Digg website Redesign and Launches Along with New iOS App
For social media fans, you may already know that the new Digg site (and the new Betaworks team) has finally launched recently with a complete redesign and new editorial content. The overall scheme is a side-step to the user controlled network it once used to be but it seems like it was for the better. The new site seems to be quicker and smoother and has a more user-friendly interface. It features images and headlines from content around the web that is submitted by users. Here, users are allowed to vote up a piece of content with the new Digg also taking retweets and Facebook shares into account into one overall number.
Editors are given the option to place the content on the page where they deem appropriate, a step that moves away from the original Digg where votes moved content up on the page. The new system is laid out wonderfully with the Digg staff mentioning that it isn’t all that’s coming, showing that they’re committed to bring Digg to the social service it once was. The Digg staff mentioned the following features that they plan on adding in the future:
- introduce network-based personalization features (like we do in News.me) to make Digg a more relevant and social experience

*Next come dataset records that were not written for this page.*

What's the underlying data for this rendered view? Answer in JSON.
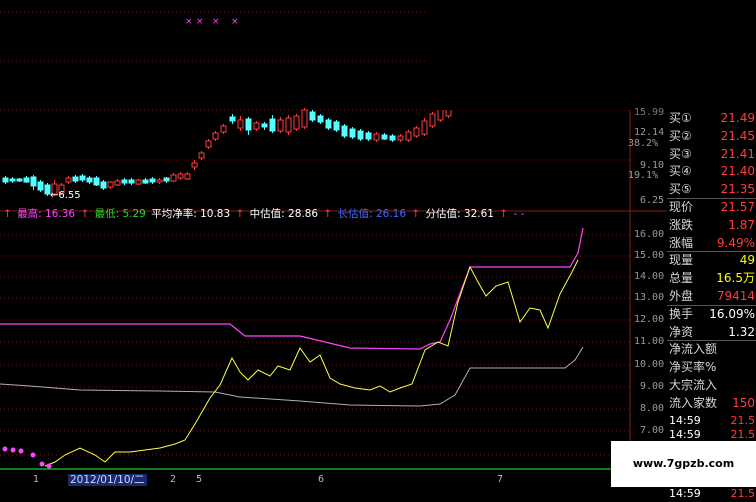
{
  "price_axis": {
    "labels": [
      "15.99",
      "12.14",
      "38.2%",
      "9.10",
      "19.1%",
      "6.25"
    ],
    "colors": [
      "#777777",
      "#9a9a9a",
      "#9a9a9a",
      "#9a9a9a",
      "#9a9a9a",
      "#9a9a9a"
    ]
  },
  "price_chart": {
    "low_mark": "6.55",
    "marker_glyph": "×"
  },
  "indicator": {
    "high_label": "最高: 16.36",
    "low_label": "最低: 5.29",
    "avg_label": "平均净率: 10.83",
    "mid_label": "中估值: 28.86",
    "long_label": "长估值: 26.16",
    "part_label": "分估值: 32.61",
    "arrow": "↑",
    "tail": "- -"
  },
  "indicator_axis": {
    "labels": [
      "16.00",
      "15.00",
      "14.00",
      "13.00",
      "12.00",
      "11.00",
      "10.00",
      "9.00",
      "8.00",
      "7.00"
    ]
  },
  "quote": {
    "rows": [
      {
        "label": "买①",
        "value": "21.49",
        "color": "#ff3b3b"
      },
      {
        "label": "买②",
        "value": "21.45",
        "color": "#ff3b3b"
      },
      {
        "label": "买③",
        "value": "21.41",
        "color": "#ff3b3b"
      },
      {
        "label": "买④",
        "value": "21.40",
        "color": "#ff3b3b"
      },
      {
        "label": "买⑤",
        "value": "21.35",
        "color": "#ff3b3b"
      },
      {
        "label": "现价",
        "value": "21.57",
        "color": "#ff3b3b"
      },
      {
        "label": "涨跌",
        "value": "1.87",
        "color": "#ff3b3b"
      },
      {
        "label": "涨幅",
        "value": "9.49%",
        "color": "#ff3b3b"
      },
      {
        "label": "现量",
        "value": "49",
        "color": "#ffff00"
      },
      {
        "label": "总量",
        "value": "16.5万",
        "color": "#ffff00"
      },
      {
        "label": "外盘",
        "value": "79414",
        "color": "#ff3b3b"
      },
      {
        "label": "换手",
        "value": "16.09%",
        "color": "#ffffff"
      },
      {
        "label": "净资",
        "value": "1.32",
        "color": "#ffffff"
      },
      {
        "label": "净流入额",
        "value": "",
        "color": "#ffffff"
      },
      {
        "label": "净买率%",
        "value": "",
        "color": "#ffffff"
      },
      {
        "label": "大宗流入",
        "value": "",
        "color": "#ffffff"
      },
      {
        "label": "流入家数",
        "value": "150",
        "color": "#ff3b3b"
      }
    ],
    "ticks": [
      {
        "time": "14:59",
        "value": "21.5"
      },
      {
        "time": "14:59",
        "value": "21.5"
      },
      {
        "time": "14:59",
        "value": "21.5"
      },
      {
        "time": "14:59",
        "value": "21.5"
      },
      {
        "time": "14:59",
        "value": "21.5"
      },
      {
        "time": "14:59",
        "value": "21.5"
      }
    ]
  },
  "date_bar": {
    "selected_date": "2012/01/10/二",
    "ticks": [
      "1",
      "2",
      "5",
      "6",
      "7"
    ]
  },
  "watermark": "www.7gpzb.com",
  "colors": {
    "up": "#ff3b3b",
    "down": "#54ffff",
    "magenta": "#ff44ff",
    "yellow": "#ffff44",
    "gray_line": "#b0b0b0",
    "green_line": "#22cc22"
  }
}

- experiment with new commenting features
- continue to iterate Digg for mobile web
- move the website forward with features like the Reading List, different views into the top stories on Digg, and more data to help users better understand why a particular story is trending
- launch an API so that members of the development community can build all the products that we haven’t even thought of yet
Along with releasing the newly designed website, the company also released a new iPhone app, allowing users to check out web news from their iPhone. Users are also given the option of Digging stories, reading stories offline, and saving stories for reading later. One of the cooler features the company added is called Paperboy. This feature allows users to download the latest Digg stories when you leave a certain location and read them where you might not have data connection (or Wi-Fi connection).
To all those of you who use Digg often: Happy Digging!